LONDON: Britain's markets watchdog on Thursday set out final rules for the biggest shake-up in how companies list on the London Stock Exchange in three decades as it seeks to compete harder with New York and the European Union post-Brexit.

The Financial Conduct Authority (FCA) said the rules are largely unchanged from proposals made last December, that divided opinion.

They merge the current two-tier standard and more onerous premium listing segments from July 29, a very short period as firms usually have many months to prepare.

The rules aim to attract a wider range of listings by reducing red tape, and placing the onus on companies to decide what information they should disclose to potential investors.

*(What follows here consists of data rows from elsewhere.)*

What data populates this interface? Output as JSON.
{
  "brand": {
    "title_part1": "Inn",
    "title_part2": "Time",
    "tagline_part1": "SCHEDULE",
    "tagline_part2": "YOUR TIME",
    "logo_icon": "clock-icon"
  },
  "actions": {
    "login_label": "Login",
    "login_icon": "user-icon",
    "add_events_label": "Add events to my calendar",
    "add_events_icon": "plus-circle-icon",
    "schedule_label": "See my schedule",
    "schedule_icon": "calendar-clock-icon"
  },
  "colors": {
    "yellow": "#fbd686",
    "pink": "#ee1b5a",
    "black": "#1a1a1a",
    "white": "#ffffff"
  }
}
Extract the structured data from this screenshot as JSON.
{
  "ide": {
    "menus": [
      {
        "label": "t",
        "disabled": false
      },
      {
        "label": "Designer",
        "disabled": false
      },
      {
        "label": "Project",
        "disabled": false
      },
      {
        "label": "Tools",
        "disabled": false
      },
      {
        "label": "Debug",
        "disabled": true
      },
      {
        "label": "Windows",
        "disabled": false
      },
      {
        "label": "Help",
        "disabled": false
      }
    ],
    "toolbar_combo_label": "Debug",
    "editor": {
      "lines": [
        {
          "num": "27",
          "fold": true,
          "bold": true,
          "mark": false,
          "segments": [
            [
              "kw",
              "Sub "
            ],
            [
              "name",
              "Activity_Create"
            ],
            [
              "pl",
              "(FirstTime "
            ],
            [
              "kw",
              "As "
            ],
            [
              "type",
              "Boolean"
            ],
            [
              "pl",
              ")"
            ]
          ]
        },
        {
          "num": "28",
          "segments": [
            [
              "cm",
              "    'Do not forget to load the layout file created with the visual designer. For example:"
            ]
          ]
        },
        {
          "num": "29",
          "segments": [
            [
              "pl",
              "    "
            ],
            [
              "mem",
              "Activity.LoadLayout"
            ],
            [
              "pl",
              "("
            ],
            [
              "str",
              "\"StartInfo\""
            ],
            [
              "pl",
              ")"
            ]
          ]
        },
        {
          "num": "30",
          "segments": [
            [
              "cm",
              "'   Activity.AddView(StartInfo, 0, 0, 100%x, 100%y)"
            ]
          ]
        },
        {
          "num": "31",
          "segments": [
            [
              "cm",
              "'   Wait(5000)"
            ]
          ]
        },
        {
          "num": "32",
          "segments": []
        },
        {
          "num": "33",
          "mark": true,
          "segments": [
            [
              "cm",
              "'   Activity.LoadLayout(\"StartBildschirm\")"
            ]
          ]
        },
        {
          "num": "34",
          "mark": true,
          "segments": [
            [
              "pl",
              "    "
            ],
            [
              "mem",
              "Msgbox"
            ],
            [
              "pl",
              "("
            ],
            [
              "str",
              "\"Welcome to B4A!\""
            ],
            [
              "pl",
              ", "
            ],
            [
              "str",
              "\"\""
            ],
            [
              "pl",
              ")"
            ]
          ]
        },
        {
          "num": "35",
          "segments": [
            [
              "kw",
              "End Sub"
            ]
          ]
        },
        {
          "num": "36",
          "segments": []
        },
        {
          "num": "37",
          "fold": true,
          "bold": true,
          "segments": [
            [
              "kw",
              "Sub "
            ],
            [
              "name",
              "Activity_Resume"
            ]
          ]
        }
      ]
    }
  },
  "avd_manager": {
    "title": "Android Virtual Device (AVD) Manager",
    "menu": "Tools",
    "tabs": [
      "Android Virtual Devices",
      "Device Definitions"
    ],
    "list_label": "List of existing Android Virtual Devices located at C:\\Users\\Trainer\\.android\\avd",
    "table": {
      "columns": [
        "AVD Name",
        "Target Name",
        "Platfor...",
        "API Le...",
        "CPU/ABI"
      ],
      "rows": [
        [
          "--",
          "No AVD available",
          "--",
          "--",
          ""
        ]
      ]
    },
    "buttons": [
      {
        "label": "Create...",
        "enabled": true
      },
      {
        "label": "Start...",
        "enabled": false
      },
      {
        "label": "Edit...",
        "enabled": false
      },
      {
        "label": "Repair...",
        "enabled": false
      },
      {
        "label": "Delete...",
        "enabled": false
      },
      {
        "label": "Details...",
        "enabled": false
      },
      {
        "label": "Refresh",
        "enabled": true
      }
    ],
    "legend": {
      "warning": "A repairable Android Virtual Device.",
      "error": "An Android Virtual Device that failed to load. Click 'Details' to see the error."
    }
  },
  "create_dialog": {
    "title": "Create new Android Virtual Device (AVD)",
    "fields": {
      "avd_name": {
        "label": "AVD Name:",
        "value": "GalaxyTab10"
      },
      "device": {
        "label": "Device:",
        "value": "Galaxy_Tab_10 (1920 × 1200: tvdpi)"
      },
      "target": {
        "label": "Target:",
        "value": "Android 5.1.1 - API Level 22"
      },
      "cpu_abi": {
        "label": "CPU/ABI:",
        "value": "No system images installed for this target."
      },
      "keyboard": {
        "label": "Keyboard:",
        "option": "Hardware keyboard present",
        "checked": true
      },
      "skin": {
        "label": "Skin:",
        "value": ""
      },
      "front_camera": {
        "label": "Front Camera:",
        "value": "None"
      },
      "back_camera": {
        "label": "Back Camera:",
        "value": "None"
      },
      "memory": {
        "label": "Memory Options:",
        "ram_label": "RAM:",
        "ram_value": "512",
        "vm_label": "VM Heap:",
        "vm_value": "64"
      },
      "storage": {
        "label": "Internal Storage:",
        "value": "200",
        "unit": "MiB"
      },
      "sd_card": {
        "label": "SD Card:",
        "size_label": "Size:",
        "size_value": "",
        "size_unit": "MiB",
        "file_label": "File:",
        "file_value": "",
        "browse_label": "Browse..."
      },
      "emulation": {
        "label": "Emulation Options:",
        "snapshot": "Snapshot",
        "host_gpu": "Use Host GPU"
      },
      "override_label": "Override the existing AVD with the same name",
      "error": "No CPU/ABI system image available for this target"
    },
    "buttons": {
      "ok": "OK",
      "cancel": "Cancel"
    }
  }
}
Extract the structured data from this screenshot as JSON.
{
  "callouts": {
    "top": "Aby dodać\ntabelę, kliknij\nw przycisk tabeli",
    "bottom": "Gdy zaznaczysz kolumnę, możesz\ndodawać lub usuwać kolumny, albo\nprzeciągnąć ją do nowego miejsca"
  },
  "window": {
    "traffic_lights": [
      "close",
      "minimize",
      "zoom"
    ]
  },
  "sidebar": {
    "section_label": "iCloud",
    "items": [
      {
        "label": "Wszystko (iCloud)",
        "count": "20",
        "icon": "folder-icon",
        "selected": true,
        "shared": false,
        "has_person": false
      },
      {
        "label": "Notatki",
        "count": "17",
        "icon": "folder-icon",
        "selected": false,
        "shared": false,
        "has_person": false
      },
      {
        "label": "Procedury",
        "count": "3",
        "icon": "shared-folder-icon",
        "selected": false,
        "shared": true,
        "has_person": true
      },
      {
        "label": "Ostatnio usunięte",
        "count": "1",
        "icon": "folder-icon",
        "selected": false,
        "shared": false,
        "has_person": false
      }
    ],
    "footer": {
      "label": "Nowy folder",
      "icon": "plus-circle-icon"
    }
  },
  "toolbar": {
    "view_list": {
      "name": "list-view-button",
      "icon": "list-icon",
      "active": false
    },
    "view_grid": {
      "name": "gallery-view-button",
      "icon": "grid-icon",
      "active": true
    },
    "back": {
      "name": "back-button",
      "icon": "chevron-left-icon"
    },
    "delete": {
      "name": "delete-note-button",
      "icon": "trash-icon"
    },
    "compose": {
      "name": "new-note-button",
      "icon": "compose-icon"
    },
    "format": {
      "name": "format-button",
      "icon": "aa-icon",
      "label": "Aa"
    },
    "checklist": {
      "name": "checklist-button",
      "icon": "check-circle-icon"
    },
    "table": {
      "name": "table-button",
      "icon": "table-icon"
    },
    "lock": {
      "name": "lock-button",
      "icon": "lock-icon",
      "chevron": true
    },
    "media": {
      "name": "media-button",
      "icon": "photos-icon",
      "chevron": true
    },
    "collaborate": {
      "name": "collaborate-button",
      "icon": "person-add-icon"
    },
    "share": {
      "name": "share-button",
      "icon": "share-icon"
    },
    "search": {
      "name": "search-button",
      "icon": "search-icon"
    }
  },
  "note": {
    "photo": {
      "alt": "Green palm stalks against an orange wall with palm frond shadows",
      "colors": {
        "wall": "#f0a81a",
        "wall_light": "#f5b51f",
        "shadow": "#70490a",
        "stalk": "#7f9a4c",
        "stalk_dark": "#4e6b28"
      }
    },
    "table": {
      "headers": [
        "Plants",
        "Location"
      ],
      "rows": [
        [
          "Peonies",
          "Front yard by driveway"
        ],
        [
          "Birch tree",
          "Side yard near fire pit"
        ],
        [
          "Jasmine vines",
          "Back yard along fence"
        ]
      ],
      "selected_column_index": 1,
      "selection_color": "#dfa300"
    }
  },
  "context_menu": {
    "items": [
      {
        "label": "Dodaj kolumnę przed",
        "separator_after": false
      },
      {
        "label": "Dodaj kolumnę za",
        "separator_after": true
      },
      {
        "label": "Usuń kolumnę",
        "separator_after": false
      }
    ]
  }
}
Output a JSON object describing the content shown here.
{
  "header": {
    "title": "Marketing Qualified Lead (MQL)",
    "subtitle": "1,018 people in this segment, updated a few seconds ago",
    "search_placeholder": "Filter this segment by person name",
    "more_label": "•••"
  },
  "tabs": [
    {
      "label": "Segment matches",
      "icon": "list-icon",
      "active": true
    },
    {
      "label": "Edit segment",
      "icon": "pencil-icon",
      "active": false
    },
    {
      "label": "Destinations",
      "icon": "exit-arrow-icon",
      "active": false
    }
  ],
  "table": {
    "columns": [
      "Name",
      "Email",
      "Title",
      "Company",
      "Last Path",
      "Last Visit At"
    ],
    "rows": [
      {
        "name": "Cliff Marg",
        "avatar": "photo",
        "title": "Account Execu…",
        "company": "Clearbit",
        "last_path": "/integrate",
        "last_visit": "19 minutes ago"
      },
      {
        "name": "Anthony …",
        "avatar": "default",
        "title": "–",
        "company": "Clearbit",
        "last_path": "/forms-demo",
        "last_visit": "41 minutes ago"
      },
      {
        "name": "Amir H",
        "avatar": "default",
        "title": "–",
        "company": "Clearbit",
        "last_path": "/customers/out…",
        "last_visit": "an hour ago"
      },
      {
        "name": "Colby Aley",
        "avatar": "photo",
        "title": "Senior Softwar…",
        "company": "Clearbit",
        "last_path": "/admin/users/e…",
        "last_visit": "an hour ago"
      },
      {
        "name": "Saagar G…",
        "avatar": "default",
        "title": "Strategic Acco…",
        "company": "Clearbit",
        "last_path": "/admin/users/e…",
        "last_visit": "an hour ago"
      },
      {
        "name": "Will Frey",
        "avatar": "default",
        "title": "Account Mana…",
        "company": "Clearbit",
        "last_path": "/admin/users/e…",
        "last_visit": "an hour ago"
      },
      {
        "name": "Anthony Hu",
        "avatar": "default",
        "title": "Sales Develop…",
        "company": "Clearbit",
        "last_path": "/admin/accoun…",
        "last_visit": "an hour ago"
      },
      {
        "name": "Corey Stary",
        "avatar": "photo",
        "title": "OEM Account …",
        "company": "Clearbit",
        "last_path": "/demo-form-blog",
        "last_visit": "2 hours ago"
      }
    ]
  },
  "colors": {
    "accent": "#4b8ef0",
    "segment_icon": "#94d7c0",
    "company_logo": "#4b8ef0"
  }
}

They also remove a requirement for companies to seek a shareholder vote on significant transactions, with the exception of reverse takeovers and any cancellation of a listing.

Britain's finance ministry had requested the changes to help boost London's competitiveness as a global financial centre as Amsterdam, Paris and elsewhere in the European Union - which has already eased its listings rules - compete with London due to Brexit, which took effect from January 2021.

Britain had also failed to persuade UK chip designer Arm Holdings to list in London rather than New York.

Fast fashion retailer Shein meanwhile has begun the process for a London listing.

"These new rules represent a significant first step towards reinvigorating our capital markets, bringing the UK in line with international counterparts and ensuring we attract the most innovative companies to list here," said Rachel Reeves, Britain's finance minister in the new Labour government elected last week.

Founders or directors of a company can have dual or enhanced voting rights for an unlimited period, a step that aims to attract more growth companies whose founders want to retain control after a listing.

The FCA has also decided to allow pre-IPO institutional investors to have enhanced voting rights for up to 10 years.

The London Stock Exchange has said its listings pipeline was building up in anticipation of the reforms.

Julia Hoggett, CEO of LSE plc, said the change will ensure that UK-listed companies benefit from "a listing regime that better supports their growth ambitions, increases investment opportunities for UK investors and supports the UK economy".

The FCA, however, has said easing rules will not alone be enough to make companies list in London, and that relying more on companies to make disclosures brings risks, echoing concerns from shareholder groups about standards being weakened. (Reporting by Huw Jones; editing by Barbara Lewis)